And, if all else fails, thrift stores sell wares by the penny, and you'll get some with character for half the price.
4. Make it a potluck!
The romanticism of cooking away in a tiny kitchen is lost on me. For me, the gift of each other's presence is enough. I know that sounds cliché, but it's true! If you come to visit me for the holidays, I want to actually visit.
So, to save time and money, ask your family to bring more than just dessert. The sister with the big oven can make the turkey. The brother with the rice cooker can make the rice. Have your mother bake the pies. You take the sides.
5. Consider the turkey (legs).
For me personally, Thanksgiving doesn't feel right without a whole turkey. But the holidays also feel better when you aren't left pinching.
I often imagine turkey shopping like this hilarious movie scene where everyone is elbowing and diving into the freezer for the best one. I imagine in that same scene that there is a more relaxed lady sliding past the mayhem and gracefully picking out her turkey legs. Maybe be that lady this year.
6. Eat later.
When I was growing up, we always ate at around 4 p.m., which usually meant we laid around lazily until the early evening, getting up for seconds and thirds if we got hungry. And while I think part of that comes with the holidays, and I do enjoy that aspect, I often find that feeding guests later in the evening is a better strategy.
If you serve dinner at 6 p.m., guests have already had lunch and maybe even a small snack. They're ready for dinner, but they're less likely to overeat or overstay their welcome. This is especially helpful if you're on a tight budget. Plus, it gives you more time to prepare.
7. Or eat earlier.
In a sense, mixing Thanksgiving and brunch seems wrong. But then, it seems totally right. If you're feeling the urge to host, but don't want the pressure of larger meals or larger messes, brunch may be a great option. Overall, brunch means lighter bites: fruit, fresh bread, a quiche or two. There are plenty of ways to include turkey into your menu — and don't forget the pie.

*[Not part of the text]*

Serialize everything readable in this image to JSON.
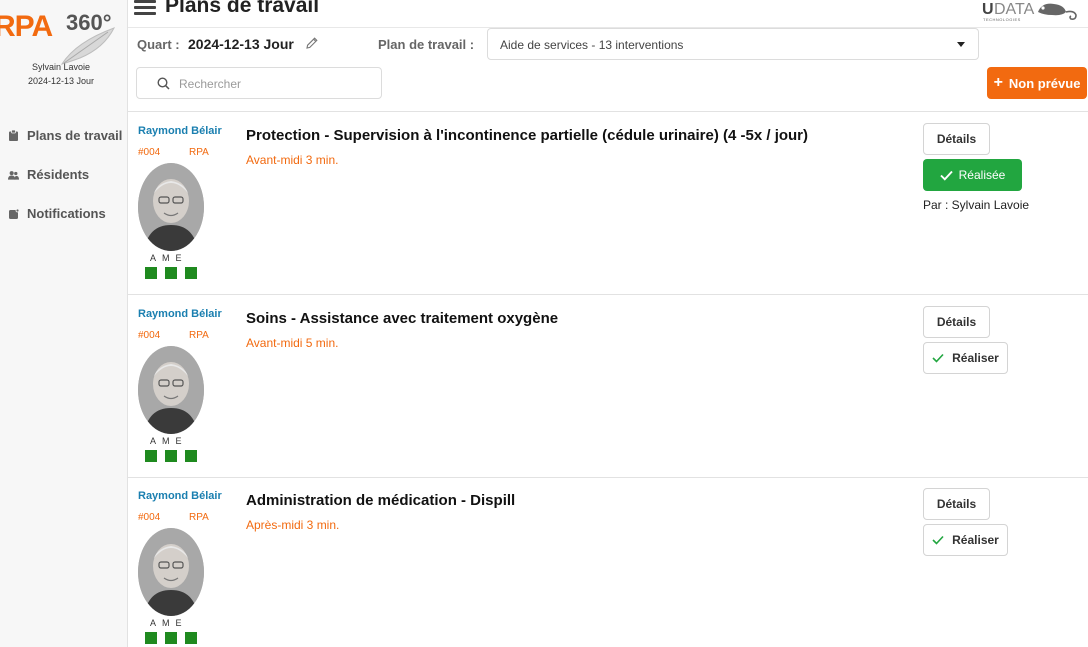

8. Don't go overboard on alcohol.
This may be a bit of an unpopular tip, but when hosting a Thanksgiving dinner my advice is to buy limited amounts of alcohol (which, let's face it, can get pricey very quickly). I'm not saying be a Scrooge; buy enough to give guests a buzz (if they drink), but not enough to get them drunk. If they want more, then they can bring more — on their dime, not yours.
Normally, guests will offer to go run and pick up another six pack or a bottle of wine. There are also apps now that deliver wine in a jiffy. And in my experience, when someone asks to bring something, in addition to a dish, you can always ask them to bring their favorite drink.
9. Have a plan for the kids.
Kids. If you don't have them, chances are you have a friend or family member who will be attending with them. And they don't enjoy sitting around the table with a glass of wine and talking — at least in my experience.
If the kids are bored, turn them lose to the yard. (I'll admit that having a backyard with a small apartment is rare, but it sold us on this place.) And if you don't have a yard, we've found that placing paper cups of crayons, markers, and colored pencils and brown paper across the floor in a corner does wonders.
If the kids are old enough to be crafty independently, add in some sheets of construction paper, safety scissors, and collected leaves for a very autumn art project.
10. When all else fails, trust.
And I truly mean that. To be a hostess on a tiny budget and in a tiny apartment takes a different type of security. You have to know that the people in your life will bring the joy; that the celebration itself will do the work. Trust that you have everything you need. That is why you live the way you live, and that is why you've offered to host in the first place. In some ways, you've already done the work.
I'd love to hear your stories of Thanksgivings tiny and sweet, with bursting rooms and plates on laps. How do you host in a small space, and with a small budget?